- Input for this task -

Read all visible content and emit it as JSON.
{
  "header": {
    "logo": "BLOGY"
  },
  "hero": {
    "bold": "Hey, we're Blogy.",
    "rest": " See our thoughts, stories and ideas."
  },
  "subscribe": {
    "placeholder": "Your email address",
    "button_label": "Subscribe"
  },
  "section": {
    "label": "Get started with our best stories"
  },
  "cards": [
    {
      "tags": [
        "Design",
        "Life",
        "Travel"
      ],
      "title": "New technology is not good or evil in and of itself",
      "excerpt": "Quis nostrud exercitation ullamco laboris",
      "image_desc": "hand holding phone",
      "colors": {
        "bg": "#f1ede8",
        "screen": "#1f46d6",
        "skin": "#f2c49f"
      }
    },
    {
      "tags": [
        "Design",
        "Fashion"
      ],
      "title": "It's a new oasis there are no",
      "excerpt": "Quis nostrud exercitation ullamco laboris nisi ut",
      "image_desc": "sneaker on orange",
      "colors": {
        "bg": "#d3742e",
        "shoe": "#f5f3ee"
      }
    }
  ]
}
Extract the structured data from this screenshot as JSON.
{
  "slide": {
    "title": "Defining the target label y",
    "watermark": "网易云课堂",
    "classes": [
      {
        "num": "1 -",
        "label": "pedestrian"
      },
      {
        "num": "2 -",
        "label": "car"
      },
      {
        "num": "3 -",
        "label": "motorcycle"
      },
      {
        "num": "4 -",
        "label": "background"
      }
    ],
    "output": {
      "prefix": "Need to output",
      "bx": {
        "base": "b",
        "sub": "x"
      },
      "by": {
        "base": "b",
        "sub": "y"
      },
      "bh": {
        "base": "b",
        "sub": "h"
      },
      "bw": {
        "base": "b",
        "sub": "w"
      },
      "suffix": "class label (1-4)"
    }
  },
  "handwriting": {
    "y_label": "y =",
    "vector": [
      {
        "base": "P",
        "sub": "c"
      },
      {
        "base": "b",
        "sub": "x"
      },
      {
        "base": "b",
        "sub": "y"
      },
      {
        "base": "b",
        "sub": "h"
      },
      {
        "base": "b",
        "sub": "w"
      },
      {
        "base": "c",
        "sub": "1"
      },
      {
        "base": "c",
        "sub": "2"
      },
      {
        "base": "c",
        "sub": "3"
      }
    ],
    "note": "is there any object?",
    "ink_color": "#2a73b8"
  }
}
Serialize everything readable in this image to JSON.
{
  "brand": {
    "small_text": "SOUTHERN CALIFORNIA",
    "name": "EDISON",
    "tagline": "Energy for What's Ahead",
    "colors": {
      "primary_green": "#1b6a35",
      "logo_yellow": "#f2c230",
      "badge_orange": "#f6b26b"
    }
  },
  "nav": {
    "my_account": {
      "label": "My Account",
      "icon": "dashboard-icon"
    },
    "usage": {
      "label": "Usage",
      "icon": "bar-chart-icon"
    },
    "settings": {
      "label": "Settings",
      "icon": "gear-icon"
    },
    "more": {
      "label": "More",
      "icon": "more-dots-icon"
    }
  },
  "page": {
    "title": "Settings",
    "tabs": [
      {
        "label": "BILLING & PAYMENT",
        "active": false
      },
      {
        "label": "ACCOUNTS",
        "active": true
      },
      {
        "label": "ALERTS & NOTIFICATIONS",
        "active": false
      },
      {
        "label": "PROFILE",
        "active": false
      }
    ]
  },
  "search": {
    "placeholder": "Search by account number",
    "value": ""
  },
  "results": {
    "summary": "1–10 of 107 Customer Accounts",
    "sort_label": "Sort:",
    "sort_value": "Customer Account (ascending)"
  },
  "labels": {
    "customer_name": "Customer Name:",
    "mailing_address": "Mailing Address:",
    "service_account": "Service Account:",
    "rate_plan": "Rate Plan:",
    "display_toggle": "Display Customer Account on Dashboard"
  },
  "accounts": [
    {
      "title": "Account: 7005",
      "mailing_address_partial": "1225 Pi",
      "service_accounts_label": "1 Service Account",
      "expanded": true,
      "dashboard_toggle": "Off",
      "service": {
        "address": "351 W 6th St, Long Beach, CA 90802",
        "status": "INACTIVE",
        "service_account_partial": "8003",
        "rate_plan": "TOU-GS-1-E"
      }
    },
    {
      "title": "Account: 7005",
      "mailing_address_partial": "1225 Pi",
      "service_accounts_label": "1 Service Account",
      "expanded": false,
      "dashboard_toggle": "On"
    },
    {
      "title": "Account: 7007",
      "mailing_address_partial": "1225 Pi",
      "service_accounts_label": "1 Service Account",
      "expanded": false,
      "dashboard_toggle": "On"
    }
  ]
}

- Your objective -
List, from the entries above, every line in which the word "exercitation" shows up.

- Answer to this task -
      "excerpt": "Quis nostrud exercitation ullamco laboris",
      "excerpt": "Quis nostrud exercitation ullamco laboris nisi ut",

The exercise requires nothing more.